═════ Data for this exercise

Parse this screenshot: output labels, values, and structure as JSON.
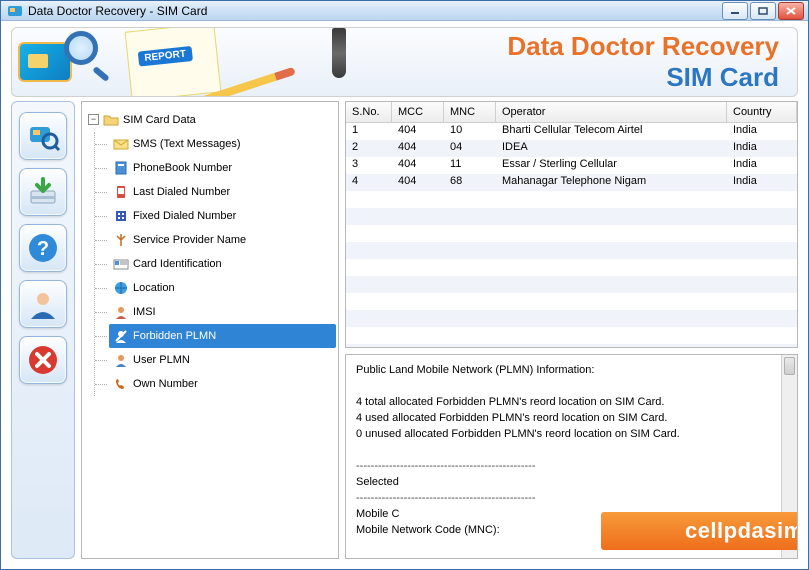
{
  "window": {
    "title": "Data Doctor Recovery - SIM Card"
  },
  "banner": {
    "title_line1": "Data Doctor Recovery",
    "title_line2": "SIM Card",
    "report_stamp": "REPORT"
  },
  "toolbar": {
    "scan_tip": "Scan SIM",
    "save_tip": "Save Recovered",
    "help_tip": "Help",
    "user_tip": "User",
    "close_tip": "Close"
  },
  "tree": {
    "root_label": "SIM Card Data",
    "items": [
      {
        "label": "SMS (Text Messages)",
        "icon": "envelope"
      },
      {
        "label": "PhoneBook Number",
        "icon": "phonebook"
      },
      {
        "label": "Last Dialed Number",
        "icon": "last-dialed"
      },
      {
        "label": "Fixed Dialed Number",
        "icon": "fixed-dialed"
      },
      {
        "label": "Service Provider Name",
        "icon": "antenna"
      },
      {
        "label": "Card Identification",
        "icon": "id-card"
      },
      {
        "label": "Location",
        "icon": "globe"
      },
      {
        "label": "IMSI",
        "icon": "imsi"
      },
      {
        "label": "Forbidden PLMN",
        "icon": "forbidden"
      },
      {
        "label": "User PLMN",
        "icon": "user-plmn"
      },
      {
        "label": "Own Number",
        "icon": "own-number"
      }
    ],
    "selected_index": 8
  },
  "grid": {
    "columns": [
      "S.No.",
      "MCC",
      "MNC",
      "Operator",
      "Country"
    ],
    "rows": [
      {
        "sno": "1",
        "mcc": "404",
        "mnc": "10",
        "operator": "Bharti Cellular Telecom Airtel",
        "country": "India"
      },
      {
        "sno": "2",
        "mcc": "404",
        "mnc": "04",
        "operator": "IDEA",
        "country": "India"
      },
      {
        "sno": "3",
        "mcc": "404",
        "mnc": "11",
        "operator": "Essar / Sterling Cellular",
        "country": "India"
      },
      {
        "sno": "4",
        "mcc": "404",
        "mnc": "68",
        "operator": "Mahanagar Telephone Nigam",
        "country": "India"
      }
    ]
  },
  "detail": {
    "heading": "Public Land Mobile Network (PLMN) Information:",
    "line_total": "4 total allocated Forbidden PLMN's reord location on SIM Card.",
    "line_used": "4 used allocated Forbidden PLMN's reord location on SIM Card.",
    "line_unused": "0 unused allocated Forbidden PLMN's reord location on SIM Card.",
    "sep1": "-------------------------------------------------",
    "selected_label": "Selected",
    "sep2": "-------------------------------------------------",
    "mobile_c_label": "Mobile C",
    "mobile_net_label": "Mobile Network Code (MNC):"
  },
  "watermark": "cellpdasim.com"
}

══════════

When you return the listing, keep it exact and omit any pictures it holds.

● Answer box
Parse this screenshot: output labels, values, and structure as JSON.
{
  "window": {
    "title": "Data Doctor Recovery - SIM Card"
  },
  "banner": {
    "title_line1": "Data Doctor Recovery",
    "title_line2": "SIM Card",
    "report_stamp": "REPORT"
  },
  "toolbar": {
    "scan_tip": "Scan SIM",
    "save_tip": "Save Recovered",
    "help_tip": "Help",
    "user_tip": "User",
    "close_tip": "Close"
  },
  "tree": {
    "root_label": "SIM Card Data",
    "items": [
      {
        "label": "SMS (Text Messages)",
        "icon": "envelope"
      },
      {
        "label": "PhoneBook Number",
        "icon": "phonebook"
      },
      {
        "label": "Last Dialed Number",
        "icon": "last-dialed"
      },
      {
        "label": "Fixed Dialed Number",
        "icon": "fixed-dialed"
      },
      {
        "label": "Service Provider Name",
        "icon": "antenna"
      },
      {
        "label": "Card Identification",
        "icon": "id-card"
      },
      {
        "label": "Location",
        "icon": "globe"
      },
      {
        "label": "IMSI",
        "icon": "imsi"
      },
      {
        "label": "Forbidden PLMN",
        "icon": "forbidden"
      },
      {
        "label": "User PLMN",
        "icon": "user-plmn"
      },
      {
        "label": "Own Number",
        "icon": "own-number"
      }
    ],
    "selected_index": 8
  },
  "grid": {
    "columns": [
      "S.No.",
      "MCC",
      "MNC",
      "Operator",
      "Country"
    ],
    "rows": [
      {
        "sno": "1",
        "mcc": "404",
        "mnc": "10",
        "operator": "Bharti Cellular Telecom Airtel",
        "country": "India"
      },
      {
        "sno": "2",
        "mcc": "404",
        "mnc": "04",
        "operator": "IDEA",
        "country": "India"
      },
      {
        "sno": "3",
        "mcc": "404",
        "mnc": "11",
        "operator": "Essar / Sterling Cellular",
        "country": "India"
      },
      {
        "sno": "4",
        "mcc": "404",
        "mnc": "68",
        "operator": "Mahanagar Telephone Nigam",
        "country": "India"
      }
    ]
  },
  "detail": {
    "heading": "Public Land Mobile Network (PLMN) Information:",
    "line_total": "4 total allocated Forbidden PLMN's reord location on SIM Card.",
    "line_used": "4 used allocated Forbidden PLMN's reord location on SIM Card.",
    "line_unused": "0 unused allocated Forbidden PLMN's reord location on SIM Card.",
    "sep1": "-------------------------------------------------",
    "selected_label": "Selected",
    "sep2": "-------------------------------------------------",
    "mobile_c_label": "Mobile C",
    "mobile_net_label": "Mobile Network Code (MNC):"
  },
  "watermark": "cellpdasim.com"
}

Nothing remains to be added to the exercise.